Google's unambiguously-named Phone app was recently updated to version 16 and a teardown of the new APK file seems to suggest new user interface tweaks and a voicemail transcript feature could be added via a future update. In particular, the voicemail transcription feature has shown up in at least the past two teardowns and the new version builds on the previous lines of code that were added. Previously, the code only showed that Google was working on a self-branded free transcription service in order to allow users across more carriers to get visual representations of voicemail messages. The newly added code appears to reference a button to turn off the feature and dialogue boxes to be shown to a user who does turn them off – which effectively announced that doing so will erase all voicemail transcripts. Beyond that, Googlers seem to be working to add a rating system to help the transcripts improve over time.
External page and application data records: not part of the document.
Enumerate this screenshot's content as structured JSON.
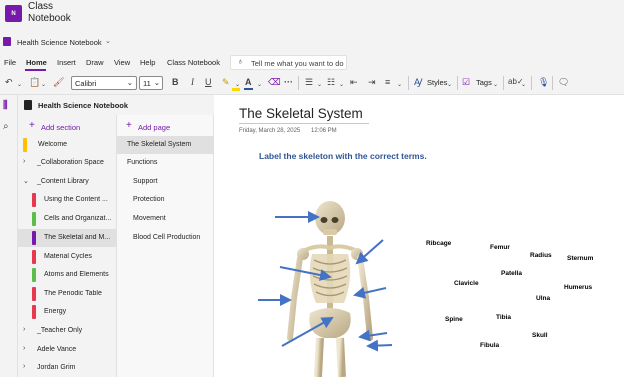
{
  "app": {
    "name": "Class Notebook",
    "icon": "class-notebook-icon",
    "brand_color": "#7719aa"
  },
  "notebook_bar": {
    "name": "Health Science Notebook",
    "icon": "notebook-icon"
  },
  "menu": {
    "items": [
      "File",
      "Home",
      "Insert",
      "Draw",
      "View",
      "Help",
      "Class Notebook"
    ],
    "active": "Home",
    "tell_me": {
      "placeholder": "Tell me what you want to do",
      "icon": "lightbulb-icon"
    }
  },
  "ribbon": {
    "font_name": "Calibri",
    "font_size": "11",
    "bold": "B",
    "italic": "I",
    "underline": "U",
    "more": "···",
    "styles_label": "Styles",
    "tags_label": "Tags",
    "icons": [
      "undo-icon",
      "paste-icon",
      "format-painter-icon",
      "highlight-icon",
      "font-color-icon",
      "bullets-icon",
      "numbering-icon",
      "outdent-icon",
      "indent-icon",
      "align-icon",
      "styles-icon",
      "tags-icon",
      "spelling-icon",
      "dictate-icon",
      "sticky-note-icon"
    ]
  },
  "sidebar": {
    "notebook_title": "Health Science Notebook",
    "add_section": "Add section",
    "add_page": "Add page",
    "sections": [
      {
        "type": "section",
        "label": "Welcome",
        "color": "#ffc000",
        "selected": false
      },
      {
        "type": "group",
        "label": "_Collaboration Space",
        "expanded": false
      },
      {
        "type": "group",
        "label": "_Content Library",
        "expanded": true
      },
      {
        "type": "section",
        "label": "Using the Content ...",
        "color": "#e8384f",
        "selected": false
      },
      {
        "type": "section",
        "label": "Cells and Organizat...",
        "color": "#5bbd4a",
        "selected": false
      },
      {
        "type": "section",
        "label": "The Skeletal and M...",
        "color": "#7719aa",
        "selected": true
      },
      {
        "type": "section",
        "label": "Material Cycles",
        "color": "#e8384f",
        "selected": false
      },
      {
        "type": "section",
        "label": "Atoms and Elements",
        "color": "#5bbd4a",
        "selected": false
      },
      {
        "type": "section",
        "label": "The Periodic Table",
        "color": "#e8384f",
        "selected": false
      },
      {
        "type": "section",
        "label": "Energy",
        "color": "#e8384f",
        "selected": false
      },
      {
        "type": "group",
        "label": "_Teacher Only",
        "expanded": false
      },
      {
        "type": "group",
        "label": "Adele Vance",
        "expanded": false
      },
      {
        "type": "group",
        "label": "Jordan Grim",
        "expanded": false
      }
    ],
    "pages": [
      {
        "label": "The Skeletal System",
        "level": 0,
        "selected": true
      },
      {
        "label": "Functions",
        "level": 0,
        "selected": false
      },
      {
        "label": "Support",
        "level": 1,
        "selected": false
      },
      {
        "label": "Protection",
        "level": 1,
        "selected": false
      },
      {
        "label": "Movement",
        "level": 1,
        "selected": false
      },
      {
        "label": "Blood Cell Production",
        "level": 1,
        "selected": false
      }
    ]
  },
  "canvas": {
    "title": "The Skeletal System",
    "date": "Friday, March 28, 2025",
    "time": "12:06 PM",
    "instruction": "Label the skeleton with the correct terms.",
    "terms": [
      "Ribcage",
      "Femur",
      "Radius",
      "Sternum",
      "Patella",
      "Clavicle",
      "Humerus",
      "Ulna",
      "Spine",
      "Tibia",
      "Skull",
      "Fibula"
    ]
  }
}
Ratings include "bad" or "good" and there is also a string included thanking users for their input.
With regard to interface tweaks, there are two such changes that have new code associated with them. The first applies to the favorites tab of the Phone app. Previously, only the star icon on the tab itself gave any indication that the tab was actually intended to show favorite contacts. If the new code is implemented, a new string will be displayed immediately underneath which reads "Favorites." That's followed by rows containing any favorite contacts – shown as round image icons and a name, as compared to the current boxes – as well as a new button which seems to be to add them to speed-dial. That's an assumption made based on that there are also new strings of code that hint at options to choose from with regard to which method to use in order to get in touch with contacts on speed-dial. Meanwhile, a second header has also been included beneath favorites, which reads "Suggestions." A similar but downscaled version of the Favorites interface is repeated there, with an additional contextual three-dot menu, rather than an "add" button.
Finally, the assisted dialing feature may soon show a far more streamlined version of its dialogue box, rather than providing a list of every available country and country code. The list of country code is shortened and the code in the app's APK seems to suggest it will be automatically populated based on country codes stored alongside a user's contacts. If that gets implemented, it should make it much easier for users to adjust which country code they are dialing by default. It's important to note that none of these changes is ever guaranteed to arrive with a future update to the Phone app. However the new features do come forward to users more often than not, so they are still worth examining.